At this point, I wasn’t sure how to proceed but, when I got back to Process Monitor, I saw some events that I hadn’t seen before.

The file windowscoredeviceinfo.dll was also loaded by a process called usocoreworker.exe as NT AUTHORITY\System. This time, some information was logged to C:\Temp\dll.log, which means that the code was properly executed.

This looked much more promising so I decided to leave the DiagTrack service aside and take a look at this new target.

Moving on to the next target…

We are back to square one. We need to find out how the usocoreworker.exe process was created. To do so, we can look for the process corresponding to the PPID that was written to the log file. According to the task manager, it’s an instance of svchost.exe, just like most of Windows services, so it’s not very helpful.

The corresponding service is BrokerInfrastructure, which “handles background tasks” as its description states. Well, that’s not really helpful either…

Let’s see what we can learn from Process Monitor. Accessing the properties of an event related to this process and, going to the Stack tab will show the following. We can see that there is a lot of references to rpcrt4.dll and combase.dll. This is potentially a very good news! Indeed, it probably means that this process was triggered by a COM-related RPC call. If so, it might also be possible to trigger it as a regular user, depending on the permissions of the remote object and interface.

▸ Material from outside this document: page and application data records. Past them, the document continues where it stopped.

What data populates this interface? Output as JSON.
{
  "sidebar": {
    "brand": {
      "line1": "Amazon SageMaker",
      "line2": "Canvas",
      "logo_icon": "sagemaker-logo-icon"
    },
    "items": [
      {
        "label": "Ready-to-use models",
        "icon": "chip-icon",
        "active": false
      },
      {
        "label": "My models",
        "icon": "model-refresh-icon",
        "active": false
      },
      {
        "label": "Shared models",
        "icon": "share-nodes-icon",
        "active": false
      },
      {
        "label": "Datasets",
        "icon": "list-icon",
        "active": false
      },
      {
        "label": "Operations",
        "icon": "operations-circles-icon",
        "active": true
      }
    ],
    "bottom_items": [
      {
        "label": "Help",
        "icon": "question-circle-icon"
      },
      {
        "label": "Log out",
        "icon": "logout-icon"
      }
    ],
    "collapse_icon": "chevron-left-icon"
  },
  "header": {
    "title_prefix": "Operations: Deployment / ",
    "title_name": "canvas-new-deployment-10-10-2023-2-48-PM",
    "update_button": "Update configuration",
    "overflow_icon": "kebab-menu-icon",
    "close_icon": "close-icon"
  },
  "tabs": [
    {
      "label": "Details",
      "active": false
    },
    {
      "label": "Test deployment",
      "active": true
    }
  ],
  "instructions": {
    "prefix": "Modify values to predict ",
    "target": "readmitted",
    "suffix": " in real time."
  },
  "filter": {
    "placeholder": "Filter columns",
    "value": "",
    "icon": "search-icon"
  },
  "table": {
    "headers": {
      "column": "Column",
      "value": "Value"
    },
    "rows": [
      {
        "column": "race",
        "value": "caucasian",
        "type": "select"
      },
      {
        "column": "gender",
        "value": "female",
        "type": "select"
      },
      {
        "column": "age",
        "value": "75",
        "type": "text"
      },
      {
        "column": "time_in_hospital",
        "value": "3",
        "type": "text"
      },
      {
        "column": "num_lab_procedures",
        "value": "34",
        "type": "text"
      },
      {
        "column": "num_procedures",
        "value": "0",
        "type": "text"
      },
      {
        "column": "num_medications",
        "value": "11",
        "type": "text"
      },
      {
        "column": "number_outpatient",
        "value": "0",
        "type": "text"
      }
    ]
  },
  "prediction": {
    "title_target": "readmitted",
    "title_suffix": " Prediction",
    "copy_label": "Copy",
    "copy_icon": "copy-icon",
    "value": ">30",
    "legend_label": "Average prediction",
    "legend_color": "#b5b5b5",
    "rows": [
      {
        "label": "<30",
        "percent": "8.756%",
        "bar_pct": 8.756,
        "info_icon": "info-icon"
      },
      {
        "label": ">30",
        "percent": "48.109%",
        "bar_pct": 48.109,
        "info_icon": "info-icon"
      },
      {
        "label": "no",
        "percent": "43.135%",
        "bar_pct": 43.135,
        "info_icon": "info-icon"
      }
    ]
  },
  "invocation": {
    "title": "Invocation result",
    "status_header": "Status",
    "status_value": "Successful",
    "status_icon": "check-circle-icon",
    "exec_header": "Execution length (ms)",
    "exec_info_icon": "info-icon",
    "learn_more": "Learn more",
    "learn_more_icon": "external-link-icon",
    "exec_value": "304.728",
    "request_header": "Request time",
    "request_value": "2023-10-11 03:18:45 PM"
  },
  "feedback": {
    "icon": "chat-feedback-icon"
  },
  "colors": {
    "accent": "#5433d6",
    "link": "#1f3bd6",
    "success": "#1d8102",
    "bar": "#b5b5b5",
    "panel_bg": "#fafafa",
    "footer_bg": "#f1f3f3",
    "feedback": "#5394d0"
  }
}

Note: COM is used for Inter Process Communications (IPC). Therefore it can provide the ability for a low privilege process to run high privilege actions thanks to RPC calls (more details about this in the second part…).

Looking at the properties of the binary file, we can see the following description: USO Core Worker Process.

Based on these first few elements, I tried to find more information on Google. The first result lead me to a thread on According to one of the messages, this file is related to the “Update Orchestrator Service”.

Refining the research, I found this very interesting unofficial documentation about the “USO client”. First, we learn that “USO” stands for “Update Session Orchestrator”.

We also learn that the “USO client” (usoclient.exe) is the tool that replaced “WUAUCLT”, which was used to manage Windows updates in previous versions of Windows. Actually, this tool is well known by Windows System Administrators because, although it is not officialy supported by Microsoft, it enables them to automate the update management process.

Note: they even quoted a reply from a Microsoft employee on TechNet, which says that you shouldn’t run this tool directly. This is getting interesting. We love to do what we are not supposed to, don’t we?! :)

The documentation lists all the options you can use. So, I tried to play around with the usoclient command to see if I could trigger the same behavior I observed previously. I started with StartScan which seemed to be the less invasive option according to the description. It is supposed to trigger a scan that will simply fetch available updates.

With Process Monitor running in the background as usual, I ran the command and… … victory!


With a simple command, we are able to have the Update Orchestrator service run arbitrary code as NT AUTHORITY\System. Another benefit of this method is the fact that we can run our code outside of DllMain (i.e. outside of the loader lock).

Note: According to Microsoft, running code within DllMain should be avoided because it can cause an application to deadlock. More info here: Dynamic-Link Library Best Practices.

However, this technique also comes with some drawbacks:

  • It requires a privileged file creation or move operation that you’re are able to control.
  • Vulnerabilities which result in ACL overwrites for example won’t be enough.
  • As a regular user, we don’t know if the DLL has been successfully loaded or not.

Being dependant on the usoclient tool without understanding how it worked was also something I didn’t like about this technique. So, I reverse engineered both the client and the service in order to produce an open source tool I could reuse in future projects: UsoDllLoader. I’ll try to explain this process in the second part of this article. Stay tuned!

This post is licensed under CC BY 4.0 by the author.